The Beginning, June 2012
For years a few knowledgeable people tried desperately to spread the word about what is going on in our nation, they have been derisively called all sorts of names from Tree Huggers and Liberals, to Lunatics and Alarmists… …I’ve always been more concerned about nature than most people around me, and when we moved to Oregon I found out there are other people like me! I signed up for renewable energy with the electric company, put bumper stickers on my car, and called it good. Little did I know, that I was aware of less than a tenth of what was actually happening to pollute the earth!! It all started when I watched “Bag It”, a documentary on plastic bags. Looking back, I don’t know why I’d requested the movie from the library, it almost seems like fate now, because this movie has changed the course of our life. I began to watch it alone while embroidering, and then I realized that Jared needed to see this too, I gathered everyone in the front room, and re-started it from the beginning. Jared and I were shocked, Meg was visibly upset, and practically cried at the plight of the ocean animals, we’d all had no idea what plastic was doing to our ecosystem all over the world! We were severely shaken and upset, and it prompted more research, book after book, movie after movie, we soaked in what we should already have known, what everyone should know if they were not so preoccupied, the bubble we’d been living in burst, and we stepped out with clear eyes to see the world around us. Now we saw the trash washed up in the seaweed, now we saw the animal feedlots, now we saw everything – we’d seen it before with our eyes, but not with our mind. Our poor minds – reeling with all this new found knowledge that we could not go back to ignoring. Not that we wanted to ignore it, but what to do? We didn’t have an army of reusable bags to take to the store, we still needed to eat food, plastic pervaded our house like a disease, and like all Americans we’d been so carelessly comfortable living a consumer’s lifestyle, and we didn’t know how to change. So, we did yet MORE research, now not on the problems of the world, but what others were doing to fix them, starting in the home. We listed all the things we needed to change in our home and life, ordered them by importance, and each month tackled a new project. And of course, we started with plastic.

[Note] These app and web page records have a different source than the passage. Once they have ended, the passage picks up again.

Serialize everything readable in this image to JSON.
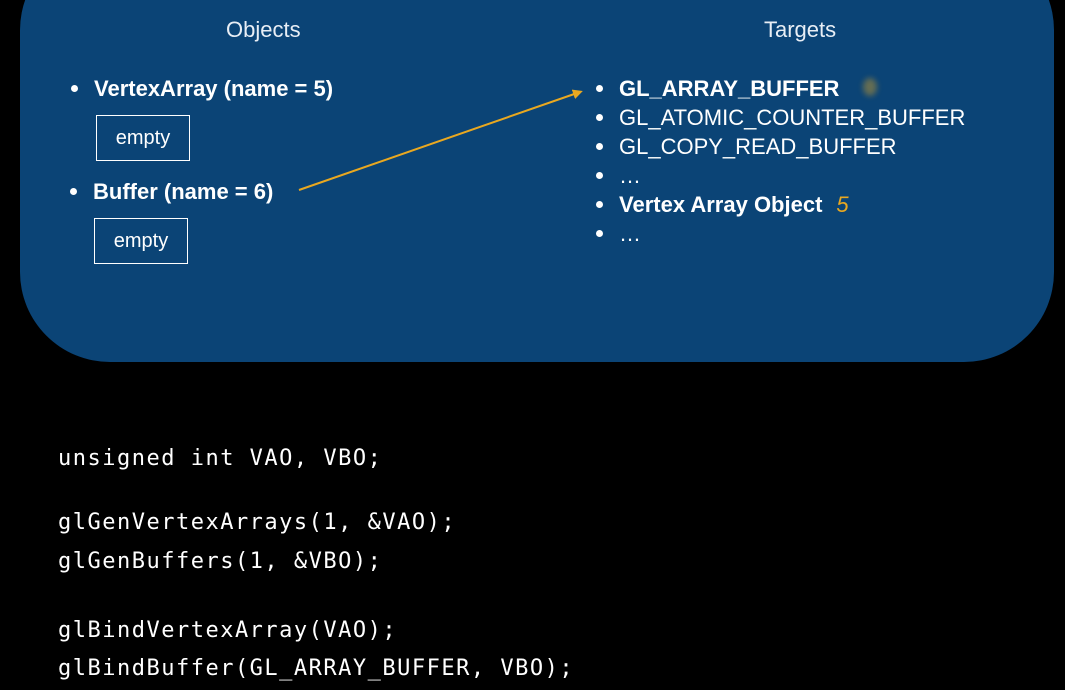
{
  "panel": {
    "objects_title": "Objects",
    "targets_title": "Targets",
    "objects": [
      {
        "label": "VertexArray (name = 5)",
        "box": "empty"
      },
      {
        "label": "Buffer (name = 6)",
        "box": "empty"
      }
    ],
    "targets": [
      {
        "label": "GL_ARRAY_BUFFER",
        "bold": true
      },
      {
        "label": "GL_ATOMIC_COUNTER_BUFFER",
        "bold": false
      },
      {
        "label": "GL_COPY_READ_BUFFER",
        "bold": false
      },
      {
        "label": "…",
        "bold": false
      },
      {
        "label": "Vertex Array Object",
        "bold": true,
        "value": "5"
      },
      {
        "label": "…",
        "bold": false
      }
    ]
  },
  "code_lines": [
    "unsigned int VAO, VBO;",
    "glGenVertexArrays(1, &VAO);",
    "glGenBuffers(1, &VBO);",
    "glBindVertexArray(VAO);",
    "glBindBuffer(GL_ARRAY_BUFFER, VBO);"
  ],
  "colors": {
    "panel": "#0b4476",
    "arrow": "#e9a820",
    "highlight": "#e9a820",
    "background": "#000000"
  },
  "icons": {
    "arrow": "arrow-buffer-to-array-buffer"
  }
}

Bag It 2010
Plastic Planet 2009
Plastic-free : how I kicked the plastic habit
-by Beth Terry
Tapped (Director Stephanie Soechtig) 2009
Blue Gold: World Water Wars 2009
Flow: For Love of Water 2008
Oil vs Sustainable:
Who Killed the Electric Car? 2006
Revenge of the Electric Car 2011
Sustainable Living and Food:
Hungry For Change 2012
Forks over Knives 2011
Fat, Sick & Nearly Dead 2010
What Are the Bees Telling Us? 2010
Dirt! The Movie 2009
Food Fight 2009
Food, Inc. 2008
Food Matters 2008
Fresh (Director Ana Sofia Joanes) 2009
No Impact Man: The Documentary 2009
Fed Up! (Director Angelo Sacerdote) 2002
50 secrets of the world’s longest living people
-by Sally Beare
How organic farming can heal our planet
-by Maria Rodale
Made from scratch
-by Jenna Woginrich
Making it : radical home Ec for a post-consumer world
-by Kelly Coyne
How to sew a button : and other nifty things your grandmother knew
-by Erin Bried
Animal, vegetable, miracle : a year of food life
-by Barbara Kingsolver
Greenhorns : the next generation of American farmers
-by DeDe Lahman

The Scrapbook Pages: